Since the summer of 2005, the blue coconut leaf beetle spreads ( Tetrastichus brontispae ) on Samui, the leaves die off, the coconut trees. There are supposed to be already infected 80 % of the palm trees. Since the end of October 2005, trying to get the plague with biological agents in the handle. These wasps are used ( called Tanbian ), which were introduced specifically for Vietnam. With the help of wasps that have already proven themselves as agents against the coconut leaf beetle in other countries, the insects of the palm trees in a period of two years to be brought under control. As the triggers of the disturbances in the ecological system of the island is also the tourism with all its sequelae, such as the construction activity and the partial destruction of the original flora and fauna considered.

A monk from Samui explained the relationship as follows: "He who for many years polluted the origins who also destroyed the essentials. And the essence of this island happens to be the coconut trees. That they disappear now, you could almost thus able to predict already. "

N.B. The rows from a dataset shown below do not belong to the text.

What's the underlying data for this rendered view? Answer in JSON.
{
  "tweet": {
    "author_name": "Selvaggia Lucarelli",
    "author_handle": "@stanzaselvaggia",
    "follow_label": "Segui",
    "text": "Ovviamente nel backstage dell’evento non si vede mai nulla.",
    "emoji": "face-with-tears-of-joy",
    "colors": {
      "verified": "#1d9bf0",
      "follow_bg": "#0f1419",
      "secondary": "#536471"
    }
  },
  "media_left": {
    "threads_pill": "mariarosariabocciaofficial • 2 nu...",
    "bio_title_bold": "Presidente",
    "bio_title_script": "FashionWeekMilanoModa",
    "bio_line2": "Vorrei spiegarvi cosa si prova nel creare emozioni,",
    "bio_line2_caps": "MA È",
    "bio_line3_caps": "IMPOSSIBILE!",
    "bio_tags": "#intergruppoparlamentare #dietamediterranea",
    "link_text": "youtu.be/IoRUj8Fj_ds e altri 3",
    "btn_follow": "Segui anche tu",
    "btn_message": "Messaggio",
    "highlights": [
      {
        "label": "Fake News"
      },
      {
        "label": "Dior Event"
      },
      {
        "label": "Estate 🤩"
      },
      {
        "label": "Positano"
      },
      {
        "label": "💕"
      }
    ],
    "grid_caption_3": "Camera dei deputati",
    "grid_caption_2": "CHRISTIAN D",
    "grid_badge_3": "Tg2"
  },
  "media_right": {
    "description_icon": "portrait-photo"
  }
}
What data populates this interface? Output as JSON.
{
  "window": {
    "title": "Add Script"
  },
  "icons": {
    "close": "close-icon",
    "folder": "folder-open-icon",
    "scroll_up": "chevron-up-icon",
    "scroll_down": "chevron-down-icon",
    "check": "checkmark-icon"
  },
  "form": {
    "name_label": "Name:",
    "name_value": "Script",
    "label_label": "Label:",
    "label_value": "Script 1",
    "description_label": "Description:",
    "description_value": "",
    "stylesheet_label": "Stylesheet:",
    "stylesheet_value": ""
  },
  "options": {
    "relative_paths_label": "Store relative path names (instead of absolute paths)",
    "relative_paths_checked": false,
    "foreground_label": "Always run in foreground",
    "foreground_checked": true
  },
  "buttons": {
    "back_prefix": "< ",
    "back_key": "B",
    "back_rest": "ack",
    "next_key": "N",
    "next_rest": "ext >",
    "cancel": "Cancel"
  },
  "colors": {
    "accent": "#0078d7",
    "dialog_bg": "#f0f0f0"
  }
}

Located in the tropics, the climate on the island is humid and changeable. There are year-round temperatures of over 30 ° C was measured, and the water is rarely colder than 28 ° C. From February to April the sea is calm. Rain means at this time short, heavy showers in the afternoon. From November to mid-December is the rainy season with often heavy monsoon rains. Until the end of September drag at night sometimes storms over the island from May.


The coral reefs from Ko Samui are threatened by deforestation of the country and related to excessive soil erosion, as well as a lack of sewage treatment plants. There was a massive marine pollution. In addition, the reefs are under further pressure by commercial fishing, overexploitation for aquariums using the cyanide fishing, tourism and increased water temperature. These circumstances have the reefs not only at risk, but already largely destroyed. On the north coast and the west coast there are no living reefs more. The marine scientist Dr. Tom Goreau, together with the Global Coral Reef Alliance created an artificial coral reef off Koh Samui, which was created using the developed by Wolf Hilbertz Biorock technology.